That TV in the background is awesome, by the way.
Larchmont's ethnic mix was predominantly Anglo-American with healthy Irish, Italian and Jewish populations. There was a working-class section of town, predominantly Irish and Italian, but social division was based on economics rather than race. There were as many Irish and Italians living in the better sections of town as in the working class areas.
Of African-Americans—"negroes," in the parlance of the day— there were none. It was the result of another "gentleman's agreement," whereby realtors simply agreed not to sell to blacks. When I learned, in my late teens, that a house across the street from our church was not sold to an African family—the father was an ambassador to the United Nations, no less—because of opposition particularly from the pastor of the our church, it caused me to rethink my opinion of my adopted hometown and led me to leave the Church.
My father's first post-War work was Miki, a comic strip based upon me as young child and my imaginary Uncle Harry:
Also occurring during that period, I discovered my aversion to authority in all its forms. I spent many ensuing years never looking into the photographer's camera. Here I am around age fifteen:
Apparently, teenagers aren't a heck of a lot different now than they were then. Did your father ever return to animation?
Yes. In 1950, he began writing and directing for Terrytoons Studio (Deputy Dawg, Hector Heathcote) For Hashimoto-san, he created the characters and directed 14 cartoons prior to his death in 1964.
And you—what did your future hold?
I attended Fordham University and the School of Visual Art, both in New York City, followed by a year living in Paris. Here I am during that period.
I spent my most of my adult life living in New York City. I worked in the music management business, working primarily on publicity for classical artists. Later I became a freelance graphic artist, which I remained until retirement.
Which brings us back to Heart Mountain and August of 2014. How did you expect to feel returning home, so to speak?
I looked ahead to my visit to Heart Mountain with mixed feelings. I initially found the word "Pilgrimage" uncongenial because the word implies something spiritually profound and the meeting that was described sounded like an ordinary convention. I was wrong; it was
a pilgrimage and I came away from it with profound feelings.
Reviewing the Camp through the eyes of the older detainees opened my own eyes to a view of the experience that was new to me. The things I had seen in films or read in books were at a remove. Being with fellow inmates, even though I had never met them before, enabled me to realize that, oblivious as I had been as a three-year-old, I had been surrounded by people, including my parents and brother, who were hurting badly from loss and that nothing that they could do would ever make this place the home for them that it had been for me.
Since his retirement, Michel has honed his skills as a talented gardener, musician, writer and poet. Here's a piece he recently created about the Pilgrimage, written in a Japanese poetry form known as Choka:

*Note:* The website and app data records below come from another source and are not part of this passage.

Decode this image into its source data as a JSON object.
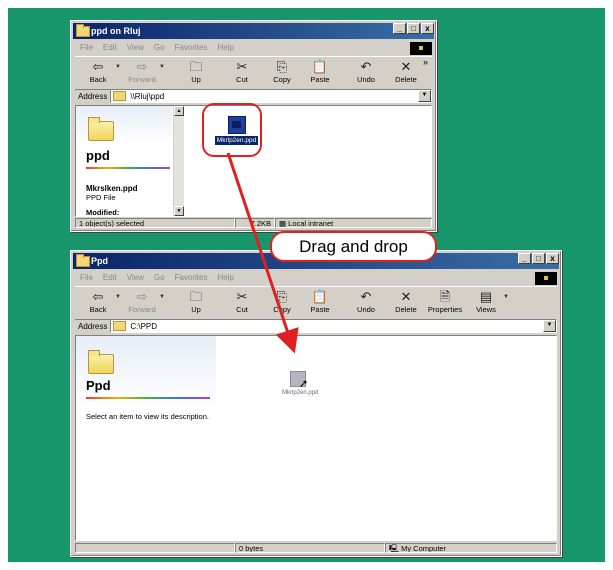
{
  "window1": {
    "title": "ppd on Rluj",
    "menu": [
      "File",
      "Edit",
      "View",
      "Go",
      "Favorites",
      "Help"
    ],
    "toolbar": [
      {
        "label": "Back",
        "icon": "back-arrow-icon",
        "glyph": "⇦"
      },
      {
        "label": "Forward",
        "icon": "forward-arrow-icon",
        "glyph": "⇨"
      },
      {
        "label": "Up",
        "icon": "up-folder-icon",
        "glyph": "🗀"
      },
      {
        "label": "Cut",
        "icon": "scissors-icon",
        "glyph": "✂"
      },
      {
        "label": "Copy",
        "icon": "copy-icon",
        "glyph": "⎘"
      },
      {
        "label": "Paste",
        "icon": "paste-icon",
        "glyph": "📋"
      },
      {
        "label": "Undo",
        "icon": "undo-icon",
        "glyph": "↶"
      },
      {
        "label": "Delete",
        "icon": "delete-x-icon",
        "glyph": "✕"
      }
    ],
    "overflow": "»",
    "address_label": "Address",
    "address": "\\\\Rluj\\ppd",
    "pane_title": "ppd",
    "file_name": "Mkrslken.ppd",
    "file_type": "PPD File",
    "modified_label": "Modified:",
    "selected_file": "Mkrlp2en.ppd",
    "status": [
      "1 object(s) selected",
      "7.2KB",
      "Local intranet"
    ]
  },
  "window2": {
    "title": "Ppd",
    "menu": [
      "File",
      "Edit",
      "View",
      "Go",
      "Favorites",
      "Help"
    ],
    "toolbar": [
      {
        "label": "Back",
        "icon": "back-arrow-icon",
        "glyph": "⇦"
      },
      {
        "label": "Forward",
        "icon": "forward-arrow-icon",
        "glyph": "⇨"
      },
      {
        "label": "Up",
        "icon": "up-folder-icon",
        "glyph": "🗀"
      },
      {
        "label": "Cut",
        "icon": "scissors-icon",
        "glyph": "✂"
      },
      {
        "label": "Copy",
        "icon": "copy-icon",
        "glyph": "⎘"
      },
      {
        "label": "Paste",
        "icon": "paste-icon",
        "glyph": "📋"
      },
      {
        "label": "Undo",
        "icon": "undo-icon",
        "glyph": "↶"
      },
      {
        "label": "Delete",
        "icon": "delete-x-icon",
        "glyph": "✕"
      },
      {
        "label": "Properties",
        "icon": "properties-icon",
        "glyph": "🗎"
      },
      {
        "label": "Views",
        "icon": "views-icon",
        "glyph": "▤"
      }
    ],
    "address_label": "Address",
    "address": "C:\\PPD",
    "pane_title": "Ppd",
    "description": "Select an item to view its description.",
    "dragged_file": "Mkrlp2en.ppd",
    "status": [
      "0 bytes",
      "My Computer"
    ]
  },
  "annotation": {
    "label": "Drag and drop"
  },
  "colors": {
    "background": "#16966a",
    "highlight": "#e02020",
    "titlebar": "#0a246a"
  }
}
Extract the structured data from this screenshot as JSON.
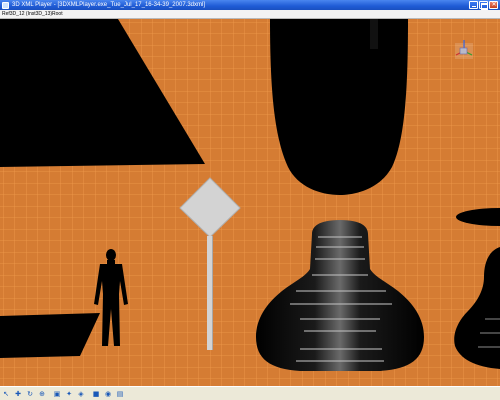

Returning to Heart Mountain
Took a courage now
That I am older and more
The kinds of hurt that the young
Shrug off like rain drops
Could these green fields and meadows
Be the arid plains
That blew up gritty dust storms
And when it rained
Pooled up lakes of sticky mud
Sucking at your feet
My brother’s recollection
My father remembered his
Hair frozen solid
My mother refused to have
Memories at all
Returning to the Camp site
Took me beyond all
My family’s hurt and pain
I felt a kinship
With perfect strangers who had
Been inmates with me
What kind of feeling is it
When there is a bond
With those you have never met
But whose feet once stepped
Into the stream of that life
That only a few
Of us had ever shared and
Ambiguous feelings wake
These mixed emotions
Returning to the place of
Why should it feel so like
Finally returning home
Thanks, Michel. Welcome home.